What's needed is an exact copy of all the data below, without pictures.

++++++++++

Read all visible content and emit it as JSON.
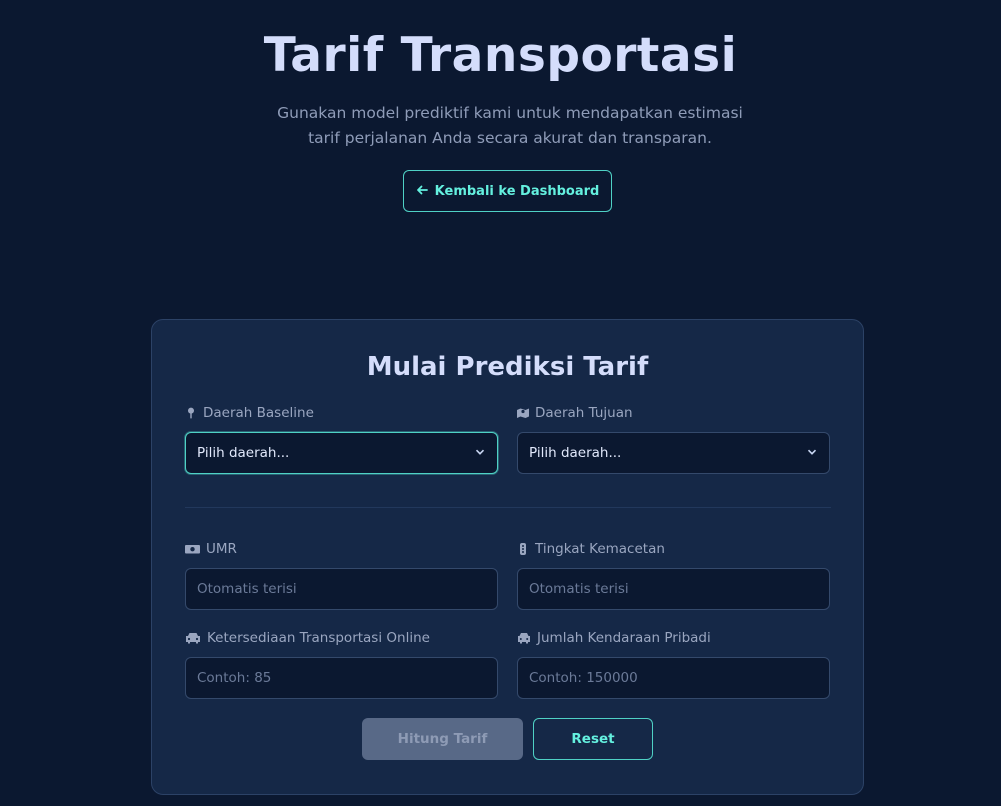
{
  "header": {
    "title": "Tarif Transportasi",
    "subtitle_line1": "Gunakan model prediktif kami untuk mendapatkan estimasi",
    "subtitle_line2": "tarif perjalanan Anda secara akurat dan transparan.",
    "back_label": "Kembali ke Dashboard",
    "back_icon": "arrow-left-icon"
  },
  "form": {
    "title": "Mulai Prediksi Tarif",
    "baseline": {
      "label": "Daerah Baseline",
      "icon": "map-pin-icon",
      "value": "Pilih daerah..."
    },
    "tujuan": {
      "label": "Daerah Tujuan",
      "icon": "map-icon",
      "value": "Pilih daerah..."
    },
    "umr": {
      "label": "UMR",
      "icon": "money-icon",
      "placeholder": "Otomatis terisi"
    },
    "kemacetan": {
      "label": "Tingkat Kemacetan",
      "icon": "traffic-light-icon",
      "placeholder": "Otomatis terisi"
    },
    "online": {
      "label": "Ketersediaan Transportasi Online",
      "icon": "taxi-icon",
      "placeholder": "Contoh: 85"
    },
    "pribadi": {
      "label": "Jumlah Kendaraan Pribadi",
      "icon": "car-icon",
      "placeholder": "Contoh: 150000"
    },
    "submit_label": "Hitung Tarif",
    "reset_label": "Reset"
  },
  "colors": {
    "background": "#0b1830",
    "card": "#152847",
    "accent": "#4fd1c5",
    "title": "#d4ddfb"
  }
}
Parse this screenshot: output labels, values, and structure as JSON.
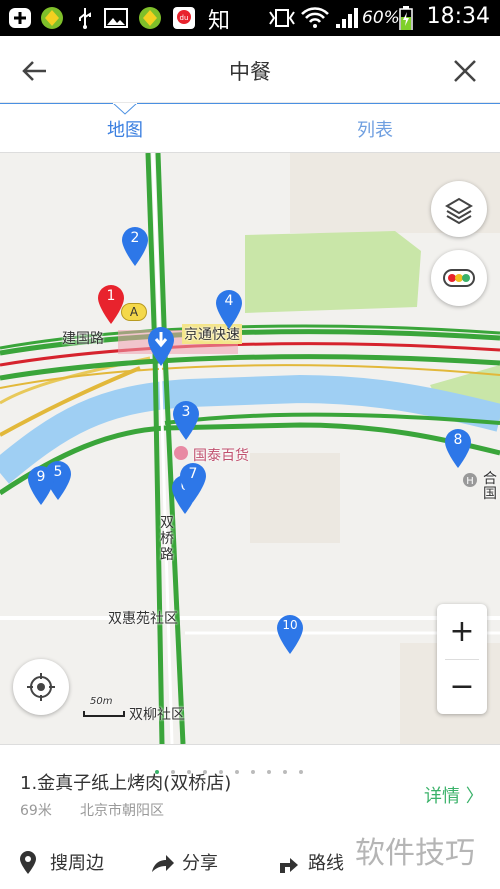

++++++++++

Written response:
Read all visible content and emit it as JSON.
{
  "header": {
    "title": "Tarif Transportasi",
    "subtitle_line1": "Gunakan model prediktif kami untuk mendapatkan estimasi",
    "subtitle_line2": "tarif perjalanan Anda secara akurat dan transparan.",
    "back_label": "Kembali ke Dashboard",
    "back_icon": "arrow-left-icon"
  },
  "form": {
    "title": "Mulai Prediksi Tarif",
    "baseline": {
      "label": "Daerah Baseline",
      "icon": "map-pin-icon",
      "value": "Pilih daerah..."
    },
    "tujuan": {
      "label": "Daerah Tujuan",
      "icon": "map-icon",
      "value": "Pilih daerah..."
    },
    "umr": {
      "label": "UMR",
      "icon": "money-icon",
      "placeholder": "Otomatis terisi"
    },
    "kemacetan": {
      "label": "Tingkat Kemacetan",
      "icon": "traffic-light-icon",
      "placeholder": "Otomatis terisi"
    },
    "online": {
      "label": "Ketersediaan Transportasi Online",
      "icon": "taxi-icon",
      "placeholder": "Contoh: 85"
    },
    "pribadi": {
      "label": "Jumlah Kendaraan Pribadi",
      "icon": "car-icon",
      "placeholder": "Contoh: 150000"
    },
    "submit_label": "Hitung Tarif",
    "reset_label": "Reset"
  },
  "colors": {
    "background": "#0b1830",
    "card": "#152847",
    "accent": "#4fd1c5",
    "title": "#d4ddfb"
  }
}
Parse this screenshot: output labels, values, and structure as JSON.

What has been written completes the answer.